Old telephone poles and trees were installed in the 1980s to deter cliff jumping. They were situated to fence off the quarry, but sadly they were pushed into the water. These rapidly became flooded and sank two feet underwater, where the cliff jumpers above could not see them. The rate of accidents and fatalities soared. Divers were dispatched to seek for missing cliff jumpers and frequently unintentionally discovered other bodies.
The quarries were eventually drained. Yet again, a use for the quarries was found. The massive stone walls became a popular canvas for graffiti artists. Artists flock to the Quincy Quarries to tag every surface they could find.
Establishing The Reservation
In 1985, Boston’s Metropolitan District Commission (MDC) purchased 22 acres that encompassed the old quarry. They keep the quarries closed until a unique opportunity arose. Ironically, when the Big Dig occurred in Boston, the workers had trouble finding places to dispose of the dirt being removed. The MDC asked for the dirt to be dumped at the quarries to make them safer.
In the early 2000s, the quarries were opened to the public and were officially named the Quincy Quarries Reservation.
Quincy Quarries Today
The reservation offers hiking, rock climbing, and views of the Boston skyline, and it is connected to the Blue Hills Reservation’s trail network. There are paths leading up to the top of the different rock structures and some remains of the quarry operations can be seen. Graffiti artists are not allowed, but they do seem to continue to love tagging the rock walls. There is so much graffiti at this quarry that it is sometimes hard to even see the natural rock colors.
Ultimately, the Quincy Quarries are amazing for exploring and offer plenty of photo opportunities too!
- Year Established: 1825
- Year Abandoned: 1963
- Original Function: Quarry
Quincy Quarries Reservation Location

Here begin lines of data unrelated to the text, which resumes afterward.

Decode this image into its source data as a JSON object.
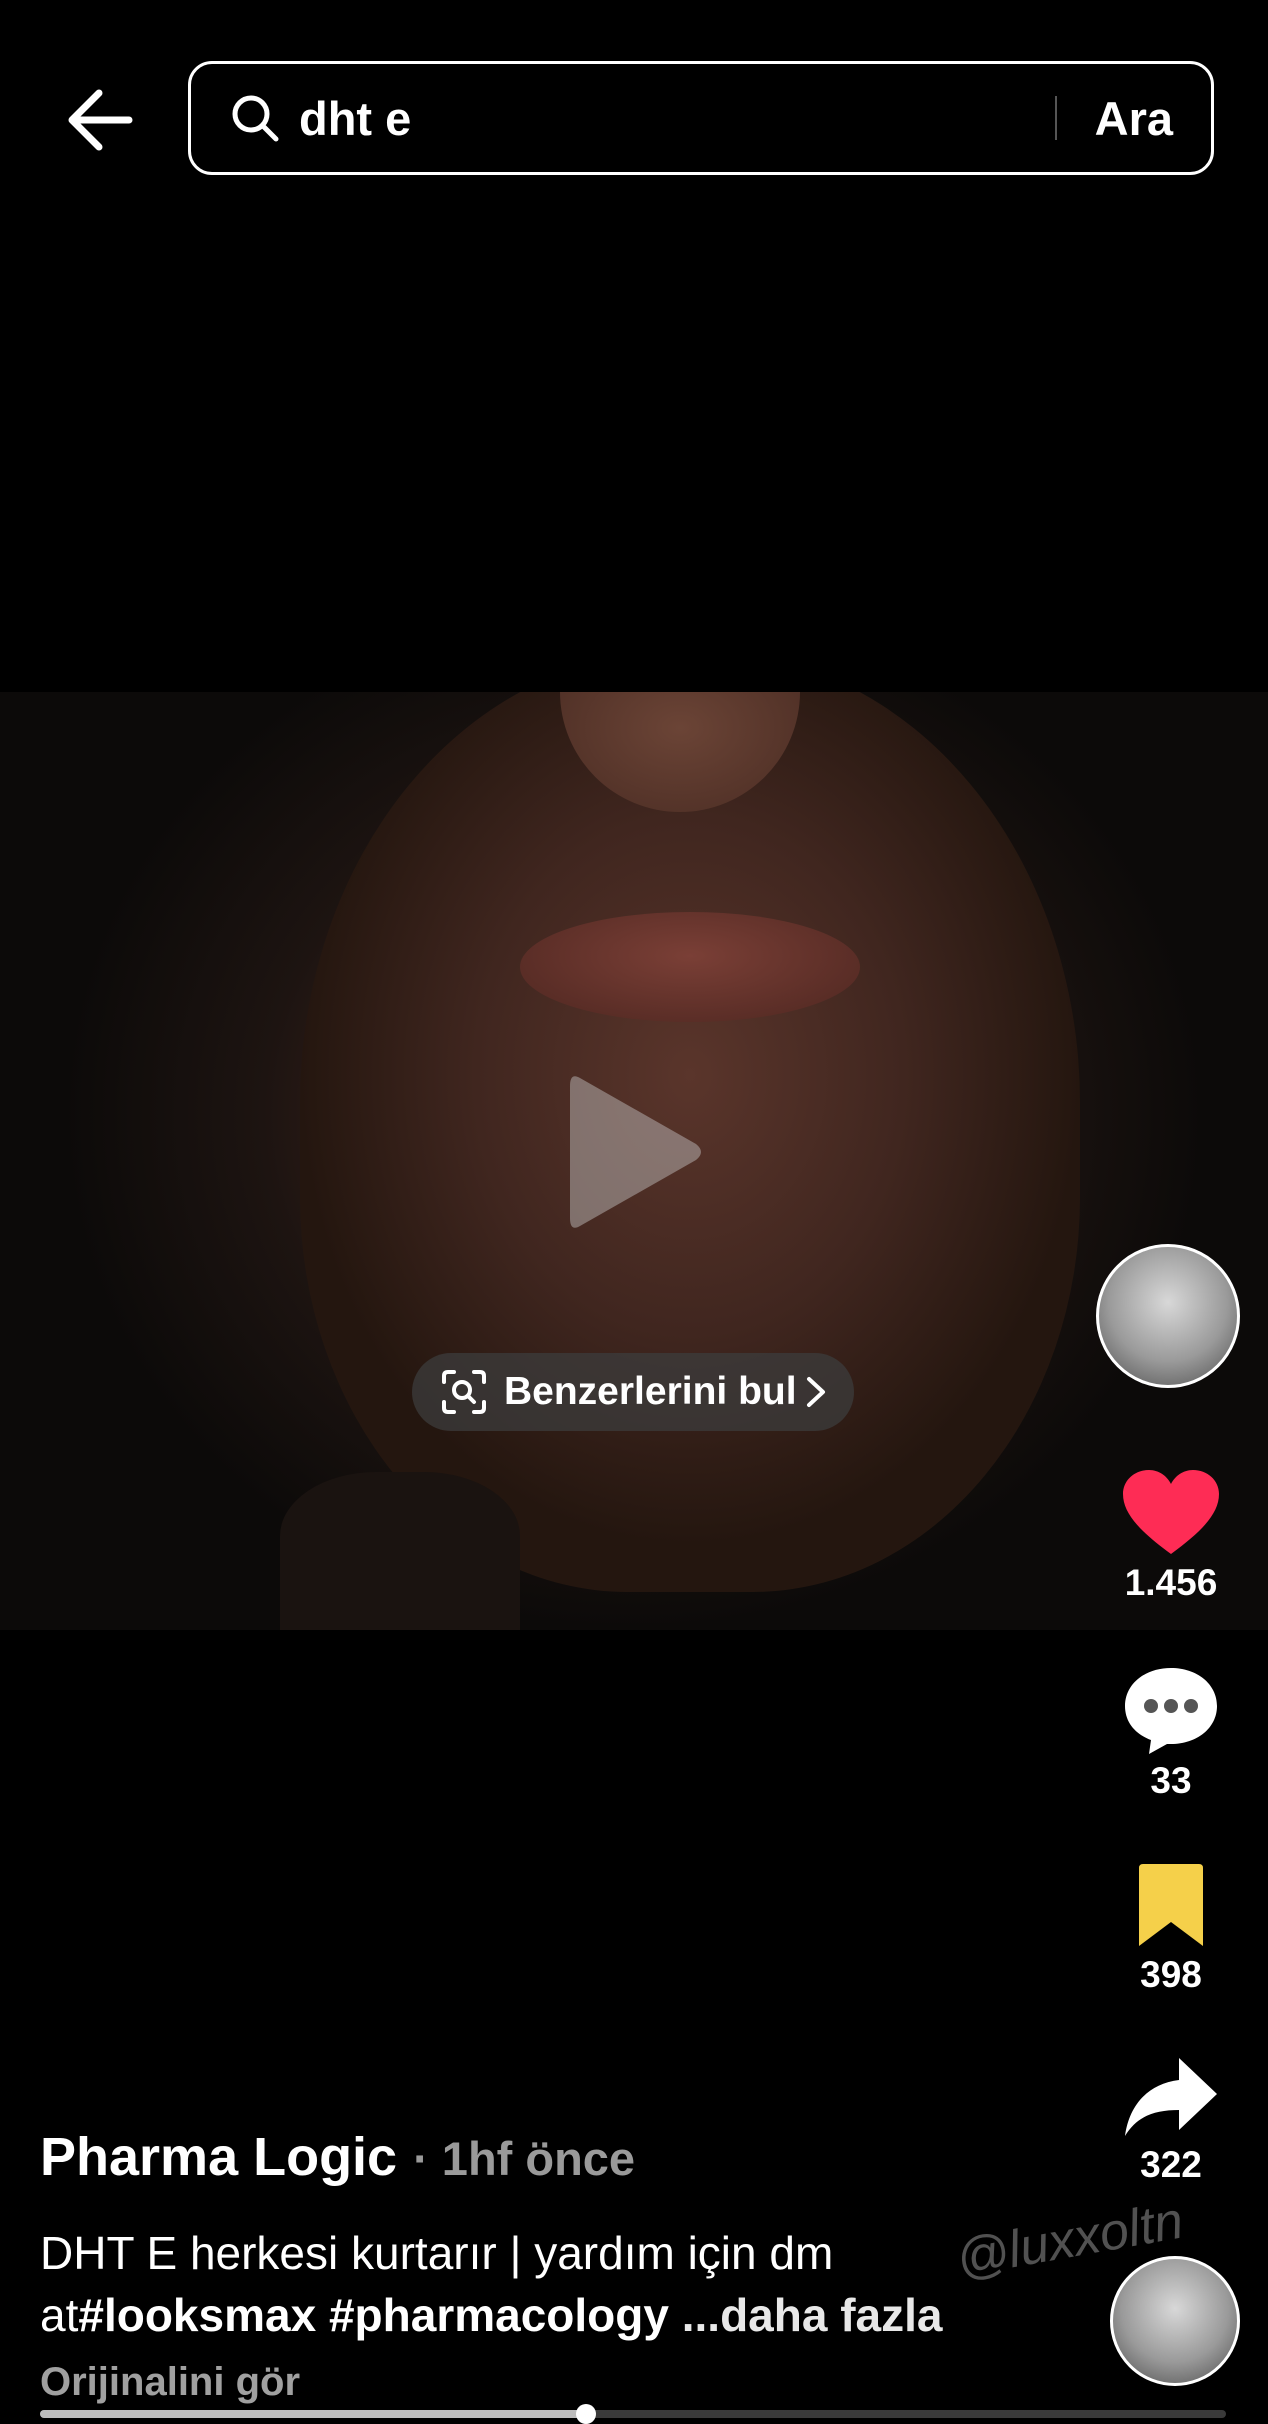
{
  "search": {
    "query": "dht e",
    "submit_label": "Ara"
  },
  "video": {
    "find_similar_label": "Benzerlerini bul",
    "watermark": "@luxxoltn",
    "progress_fraction": 0.46
  },
  "actions": {
    "likes": "1.456",
    "comments": "33",
    "saves": "398",
    "shares": "322"
  },
  "post": {
    "author": "Pharma Logic",
    "time": "· 1hf önce",
    "caption_text": "DHT E herkesi kurtarır | yardım için dm at",
    "caption_tags": "#looksmax #pharmacology",
    "caption_more": " ...daha fazla",
    "see_original": "Orijinalini gör"
  },
  "colors": {
    "like": "#fe2c55",
    "save": "#f5d04a"
  }
}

- Address: Ricciuti Drive
- Town: Quincy
- State: Massachusetts
- GPS: 42.244088, -71.034968
- Parking Notes: There is a dedicated parking area for visitors to the Quincy Quarries. The parking area can be found just off Ricciuti Drive. There are spaces for about 3 dozen cars. On nice summer weekends, the parking lot can get crowded.
- Parking Directions: HERE
- Location Directions: HERE